I looked at my brother, the grand-uncle-to-be, and we smiled at each other, knowing that although he won't be here to see the new babies, that's OK because the circle of family life will continue to roll on, and that's really the whole story: birth, life, death, and birth again.
Thanks always for your messages. I hope your holidays were restful. Pat
I am so glad you had a nice Thanksgiving. Isnt it terrible that it will be possibly the last. That is the way our family felt after our wonderful day. Our daughters just cried when it was time for everyone to leave to go home. It was like the feeling was in the room of Dont let the day end. Let it go on forever.
In any event, Take care and I will be in touch. In the meantime I have you in our prayers.
Hello, Everyone -- I have some GOOD news to report today! Although recent blood tests show both liver and cancer counts continuing to climb, my brother's tumor has not changed size in several weeks. In addition, he isn't in severe pain anymore and is HUNGRY

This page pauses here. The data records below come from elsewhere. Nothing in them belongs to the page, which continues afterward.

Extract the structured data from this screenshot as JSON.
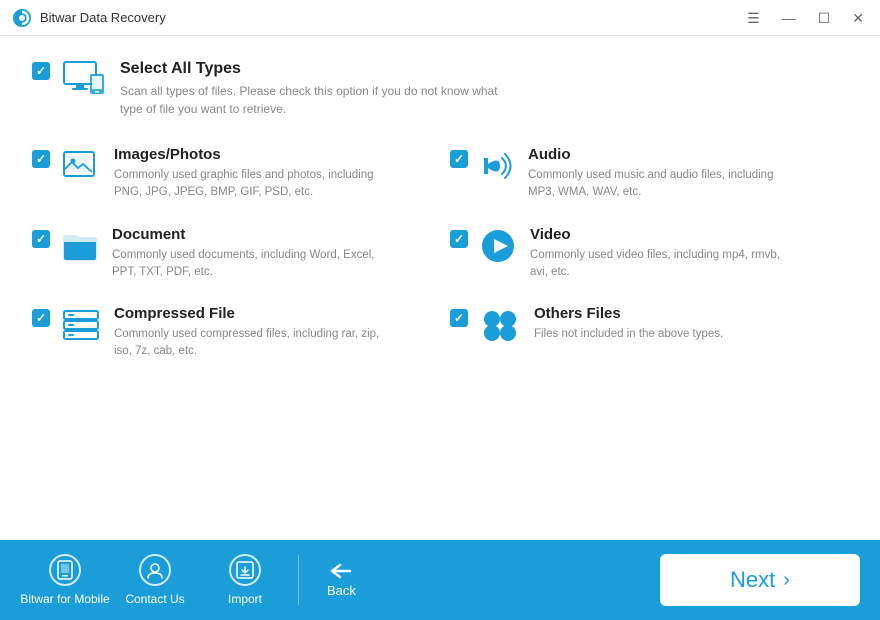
{
  "window": {
    "title": "Bitwar Data Recovery",
    "controls": {
      "menu": "☰",
      "minimize": "—",
      "maximize": "☐",
      "close": "✕"
    }
  },
  "select_all": {
    "label": "Select All Types",
    "description": "Scan all types of files. Please check this option if you do not know what type of file you want to retrieve.",
    "checked": true
  },
  "file_types": [
    {
      "id": "images",
      "label": "Images/Photos",
      "description": "Commonly used graphic files and photos, including PNG, JPG, JPEG, BMP, GIF, PSD, etc.",
      "checked": true
    },
    {
      "id": "audio",
      "label": "Audio",
      "description": "Commonly used music and audio files, including MP3, WMA, WAV, etc.",
      "checked": true
    },
    {
      "id": "document",
      "label": "Document",
      "description": "Commonly used documents, including Word, Excel, PPT, TXT, PDF, etc.",
      "checked": true
    },
    {
      "id": "video",
      "label": "Video",
      "description": "Commonly used video files, including mp4, rmvb, avi, etc.",
      "checked": true
    },
    {
      "id": "compressed",
      "label": "Compressed File",
      "description": "Commonly used compressed files, including rar, zip, iso, 7z, cab, etc.",
      "checked": true
    },
    {
      "id": "others",
      "label": "Others Files",
      "description": "Files not included in the above types.",
      "checked": true
    }
  ],
  "bottom_bar": {
    "mobile_label": "Bitwar for Mobile",
    "contact_label": "Contact Us",
    "import_label": "Import",
    "back_label": "Back",
    "next_label": "Next"
  }
}
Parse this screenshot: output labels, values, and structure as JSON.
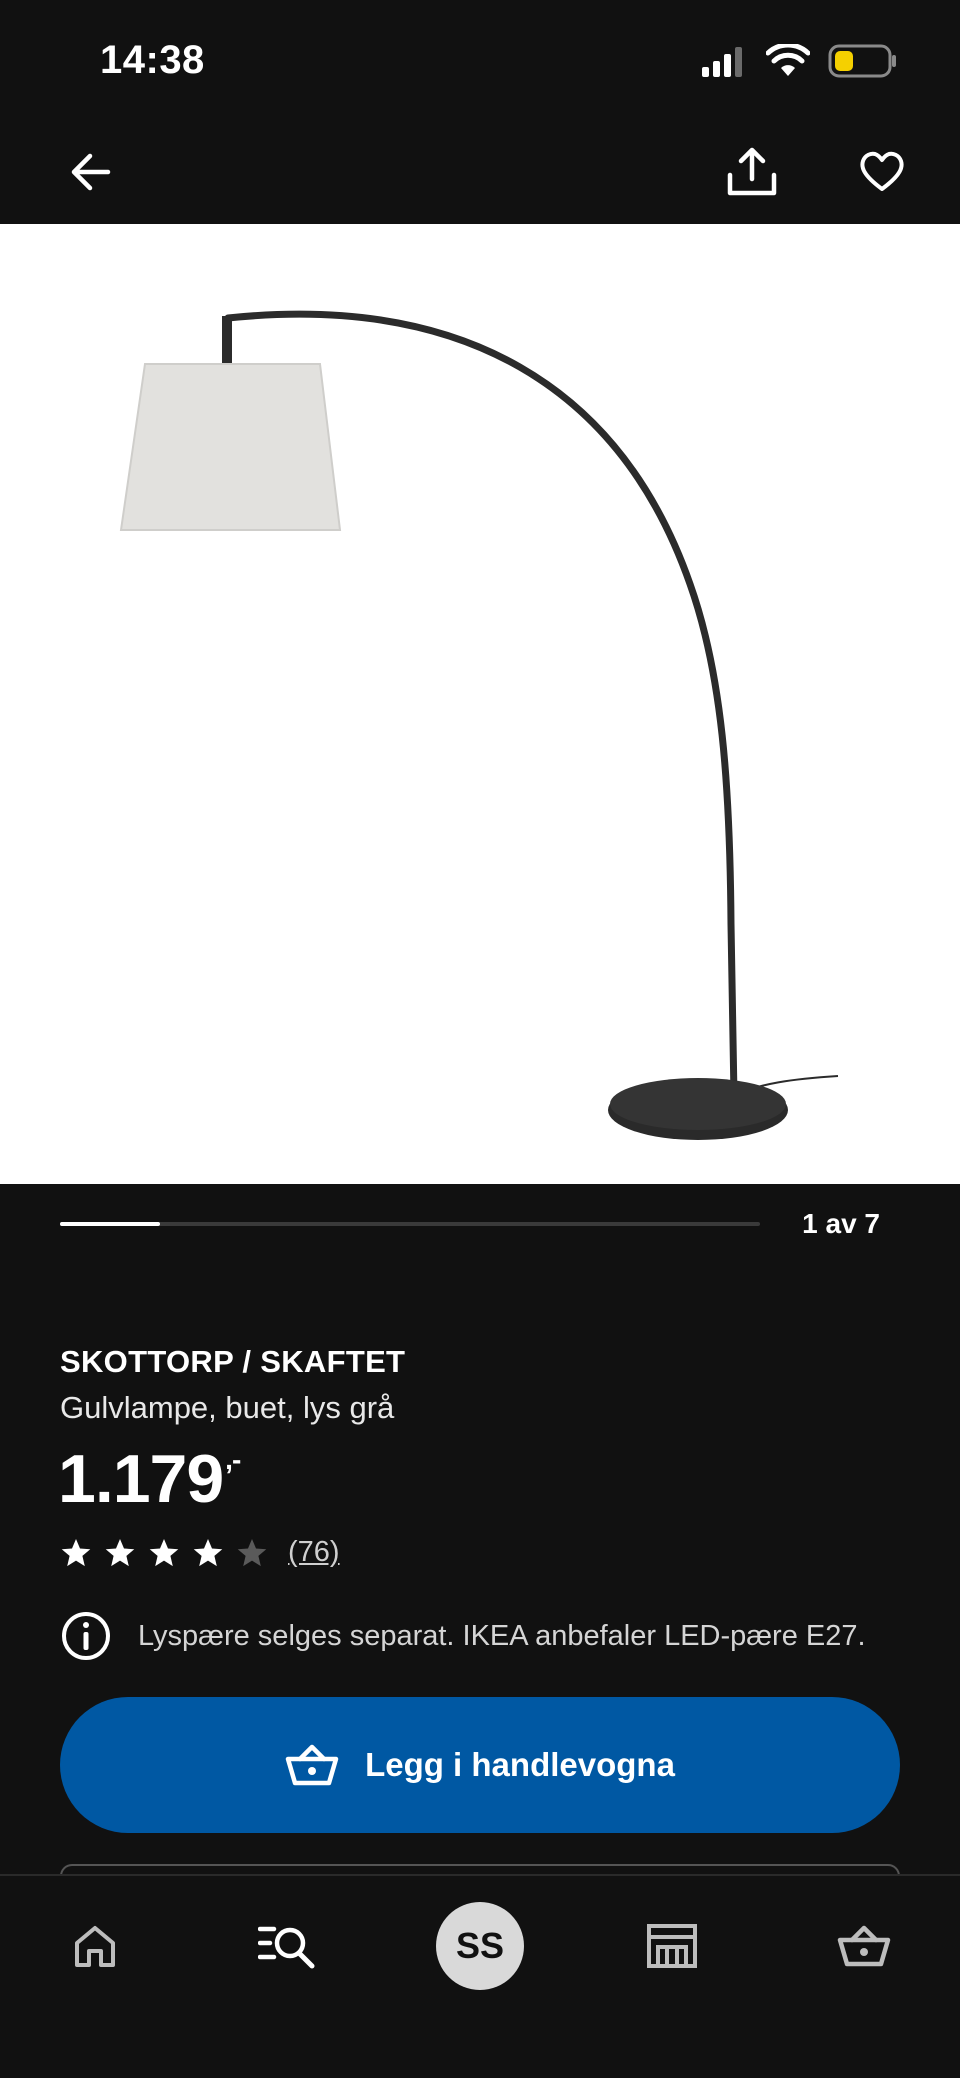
{
  "status_bar": {
    "time": "14:38",
    "icons": [
      "cellular-signal-icon",
      "wifi-icon",
      "battery-icon"
    ],
    "battery_color": "#f5d000"
  },
  "top_nav": {
    "icons": [
      "arrow-left-icon",
      "share-icon",
      "heart-icon"
    ]
  },
  "gallery": {
    "counter": "1 av 7",
    "current": 1,
    "total": 7
  },
  "product": {
    "name": "SKOTTORP / SKAFTET",
    "description": "Gulvlampe, buet, lys grå",
    "price": "1.179",
    "price_suffix": ",-",
    "rating": 4,
    "rating_max": 5,
    "review_count": "(76)",
    "info_icon": "info-icon",
    "info": "Lyspære selges separat. IKEA anbefaler LED-pære E27."
  },
  "cart_button": {
    "icon": "basket-icon",
    "label": "Legg i handlevogna",
    "color": "#0058a3"
  },
  "bottom_nav": {
    "items": [
      {
        "icon": "home-icon"
      },
      {
        "icon": "search-list-icon"
      },
      {
        "avatar_initials": "SS"
      },
      {
        "icon": "store-icon"
      },
      {
        "icon": "basket-icon"
      }
    ]
  },
  "colors": {
    "background": "#111111",
    "accent": "#0058a3",
    "text": "#ffffff"
  }
}
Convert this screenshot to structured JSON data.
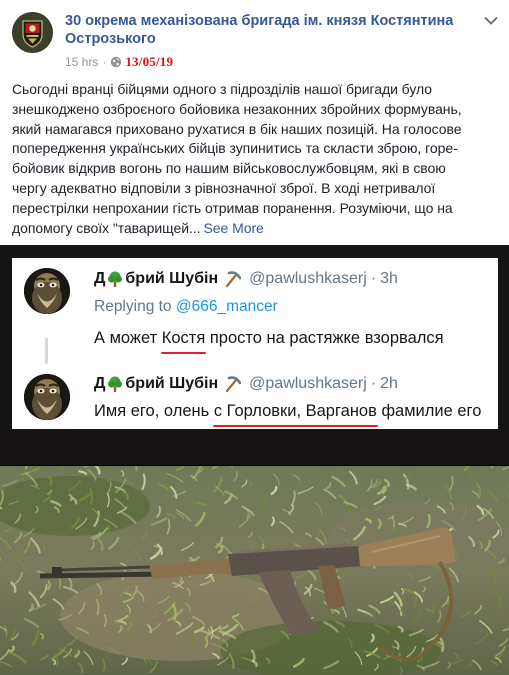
{
  "post": {
    "page_name": "30 окрема механізована бригада ім. князя Костянтина Острозького",
    "time": "15 hrs",
    "date_annotation": "13/05/19",
    "icons": {
      "page_logo": "brigade-emblem-icon",
      "privacy": "globe-icon",
      "options": "chevron-down-icon"
    },
    "text_lines": [
      "Сьогодні вранці бійцями одного з підрозділів нашої бригади було",
      "знешкоджено озброєного бойовика незаконних збройних формувань,",
      "який намагався приховано рухатися в бік наших позицій. На голосове",
      "попередження українських бійців зупинитись та скласти зброю, горе-",
      "бойовик відкрив вогонь по нашим військовослужбовцям, які в свою",
      "чергу адекватно відповіли з рівнозначної зброї. В ході нетривалої",
      "перестрілки непрохании гість отримав поранення. Розуміючи, що на"
    ],
    "last_line": "допомогу своїх \"таварищей...",
    "see_more": "See More"
  },
  "screenshot": {
    "tweets": [
      {
        "name_prefix": "Д",
        "name_suffix": "брий Шубін",
        "name_icons": [
          "tree-icon",
          "pickaxe-icon"
        ],
        "handle": "@pawlushkaserj",
        "dot": "·",
        "time": "3h",
        "replying_to_label": "Replying to",
        "replying_to_handle": "@666_mancer",
        "text_before": "А может ",
        "text_underlined": "Костя",
        "text_after": " просто на растяжке взорвался"
      },
      {
        "name_prefix": "Д",
        "name_suffix": "брий Шубін",
        "name_icons": [
          "tree-icon",
          "pickaxe-icon"
        ],
        "handle": "@pawlushkaserj",
        "dot": "·",
        "time": "2h",
        "text_before": "Имя его, олень ",
        "text_underlined": "с Горловки, Варганов",
        "text_after": " фамилие его"
      }
    ],
    "colors": {
      "link": "#365899",
      "date_annotation": "#dd1111",
      "underline_mark": "#e0212b",
      "twitter_blue": "#1b95e0",
      "muted": "#657786"
    }
  }
}
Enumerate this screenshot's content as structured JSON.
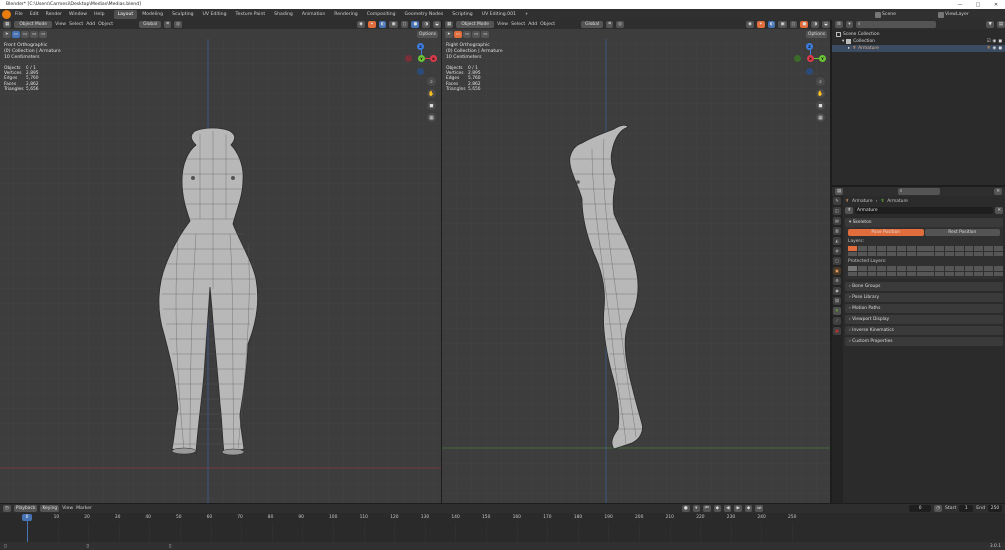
{
  "window": {
    "title": "Blender* [C:\\Users\\Carmesi\\Desktop\\Medias\\Medias.blend]",
    "controls": [
      "—",
      "□",
      "✕"
    ]
  },
  "menus": [
    "File",
    "Edit",
    "Render",
    "Window",
    "Help"
  ],
  "workspaces": [
    "Layout",
    "Modeling",
    "Sculpting",
    "UV Editing",
    "Texture Paint",
    "Shading",
    "Animation",
    "Rendering",
    "Compositing",
    "Geometry Nodes",
    "Scripting",
    "UV Editing.001"
  ],
  "active_workspace": "Layout",
  "scene": {
    "label": "Scene",
    "view_layer": "ViewLayer"
  },
  "viewport_left": {
    "mode": "Object Mode",
    "menus": [
      "View",
      "Select",
      "Add",
      "Object"
    ],
    "orientation": "Global",
    "options_label": "Options",
    "overlay_lines": [
      "Front Orthographic",
      "(0) Collection | Armature",
      "10 Centimeters"
    ],
    "stats": [
      {
        "key": "Objects",
        "value": "0 / 1"
      },
      {
        "key": "Vertices",
        "value": "2,895"
      },
      {
        "key": "Edges",
        "value": "5,760"
      },
      {
        "key": "Faces",
        "value": "2,862"
      },
      {
        "key": "Triangles",
        "value": "5,656"
      }
    ]
  },
  "viewport_right": {
    "mode": "Object Mode",
    "menus": [
      "View",
      "Select",
      "Add",
      "Object"
    ],
    "orientation": "Global",
    "options_label": "Options",
    "overlay_lines": [
      "Right Orthographic",
      "(0) Collection | Armature",
      "10 Centimeters"
    ],
    "stats": [
      {
        "key": "Objects",
        "value": "0 / 1"
      },
      {
        "key": "Vertices",
        "value": "2,895"
      },
      {
        "key": "Edges",
        "value": "5,760"
      },
      {
        "key": "Faces",
        "value": "2,862"
      },
      {
        "key": "Triangles",
        "value": "5,656"
      }
    ]
  },
  "gizmo": {
    "x": "X",
    "y": "Y",
    "z": "Z"
  },
  "outliner": {
    "scene_collection": "Scene Collection",
    "collection": "Collection",
    "object": "Armature"
  },
  "properties": {
    "breadcrumb": [
      "Armature",
      "Armature"
    ],
    "datablock": "Armature",
    "skeleton_label": "Skeleton",
    "pose_position": "Pose Position",
    "rest_position": "Rest Position",
    "layers_label": "Layers:",
    "protected_label": "Protected Layers:",
    "sections": [
      "Bone Groups",
      "Pose Library",
      "Motion Paths",
      "Viewport Display",
      "Inverse Kinematics",
      "Custom Properties"
    ]
  },
  "timeline": {
    "menus": [
      "Playback",
      "Keying",
      "View",
      "Marker"
    ],
    "current_frame": "0",
    "start_label": "Start",
    "start": "1",
    "end_label": "End",
    "end": "250",
    "ticks": [
      "0",
      "10",
      "20",
      "30",
      "40",
      "50",
      "60",
      "70",
      "80",
      "90",
      "100",
      "110",
      "120",
      "130",
      "140",
      "150",
      "160",
      "170",
      "180",
      "190",
      "200",
      "210",
      "220",
      "230",
      "240",
      "250"
    ]
  },
  "status": {
    "version": "3.0.1"
  },
  "colors": {
    "accent": "#4772b3",
    "active_button": "#e06d3b",
    "axis_x": "#db3b4b",
    "axis_y": "#6bc434",
    "axis_z": "#3f7dde"
  }
}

The docs are dumbfounded but enthusiastic. They agree with Geoff to cut back on the morphine as it's affecting his quality of life. He is still jaundiced, which means his liver isn't working well, but he's happier today than he has been in many days. Last night he ordered a turkey chef's salad and a milk shake from Subway. He consumed a third of the meal. Fabulous!
Doc said he wanted to resume the chemo, that maybe it was in fact having some kind of positive effect on the cancer. Then on the other hand, he said, maybe it's the prayers. Who knows these things.
Thanks for all your responses in recent weeks. I thought you'd want to know. Pat
I saw that you put this about giving someone a hug and I thought it was just sooo awesome of you. I had to register on this site to tell you so. I am the same way as you and I feel there aren't many of us out there that feel so loving toward others we don't even know. Take Care, Im from the USA, Pennsylvania
Originally Posted by cardoso
62 years, 30 years, 99 years. Itīs all too quick. Please give him a hug from a guy in Brazil who never met him but thinks he deserves it.
July 22 2011 Hubby (64) Diagnosed PanCan. Sept2011- Feb 2012: Abraxane/Gemcitabine. Feb-May 2012:Gemcitabine only. June-Sept 2012 5FU. Sept 4-no more chemo - Just living life. Multiple stents. Jan 2013/18 month mark. Mets everywhere. Looking for a bumper sticker that says 'Stay at safe distance - Driver suffering caregiver burnout'. Hospice Thurs Feb 28 2013. March 12 2013 he went off to his new adventure where we will one day meet again. It was 20 months from date of diagnosis until now.